Royal Ascot Horseracing Terms

If you’re new to horse racing the terminology and race descriptions used by pundits and punters can quickly become confusing. On this page we’ll help clear matters up for you with a brief guide to frequently used Royal Ascot horse racing terms.

Flat Race: The Royal Ascot is a flat racing event, as opposed to a national hunt meeting. Flat racing is the summer version of horse racing that sees thoroughbred racehorses take on flat (obstacle free) courses over distances ranging between seven furlongs and two-and-a-half miles.

National Hunt Racing: National hunt racing is the format of horse racing that takes place during winter when Britain’s racetracks tend to be softer. This form of racing requires horses to clear obstacles in the form of hurdles, fences, ditches and water jumps. Race distances range between two-and-a-half and four-and-a-half miles. Horses in national hunt racing tend to retire older than is the case in flat racing.

Furlong: If you haven’t come across this Royal Ascot horse racing term before it is because the term is nowadays used almost exclusively for describing race distances. A furlong is an eighth of a mile or 66 yards.

Stayer: There is massive tactical variation between sprints and races over a mile, and the horses with the breeding, discipline and stamina required to push through to the end of a longer race are described as stayers.

Card: The card can have two meanings. It is often used to describe the race order for a particular day at a race or even for a race meeting. However the most accurate definition of a card is the list of horses that will compete in a specific race. The card contains valuable information on the horse’s stable, owner and recent form.

Short/long odds: Short odds refer to lower odds and are usually descriptive of the lowest odds relative to the other odds given in the race. The shortest odds are typically given in non-handicap events where a winning bet on the favourite earns only a fraction of the amount staked. Long odds are once again a relative term, but generally pays out multiples of the original amount staked.

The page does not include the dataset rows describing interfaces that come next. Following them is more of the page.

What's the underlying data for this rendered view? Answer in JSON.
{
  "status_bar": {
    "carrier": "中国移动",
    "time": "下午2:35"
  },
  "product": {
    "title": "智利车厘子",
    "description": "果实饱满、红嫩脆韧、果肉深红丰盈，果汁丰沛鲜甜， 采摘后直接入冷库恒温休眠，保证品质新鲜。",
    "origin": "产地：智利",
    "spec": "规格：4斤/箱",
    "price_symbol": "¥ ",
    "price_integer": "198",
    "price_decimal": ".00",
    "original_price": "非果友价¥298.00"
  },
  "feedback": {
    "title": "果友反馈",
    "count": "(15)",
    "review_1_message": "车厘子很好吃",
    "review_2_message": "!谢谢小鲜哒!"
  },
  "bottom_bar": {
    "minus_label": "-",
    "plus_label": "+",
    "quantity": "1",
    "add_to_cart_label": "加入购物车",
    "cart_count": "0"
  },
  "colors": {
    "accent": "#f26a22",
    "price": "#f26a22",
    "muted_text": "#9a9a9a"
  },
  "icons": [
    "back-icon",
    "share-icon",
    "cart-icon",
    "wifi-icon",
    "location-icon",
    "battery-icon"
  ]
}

Going: The Royal Ascot horse racing term ‘going’ refers to the firmness of the turf. The hardness of a racetrack ranges between soft and firm, and can have a significant influence on the outcome of a race.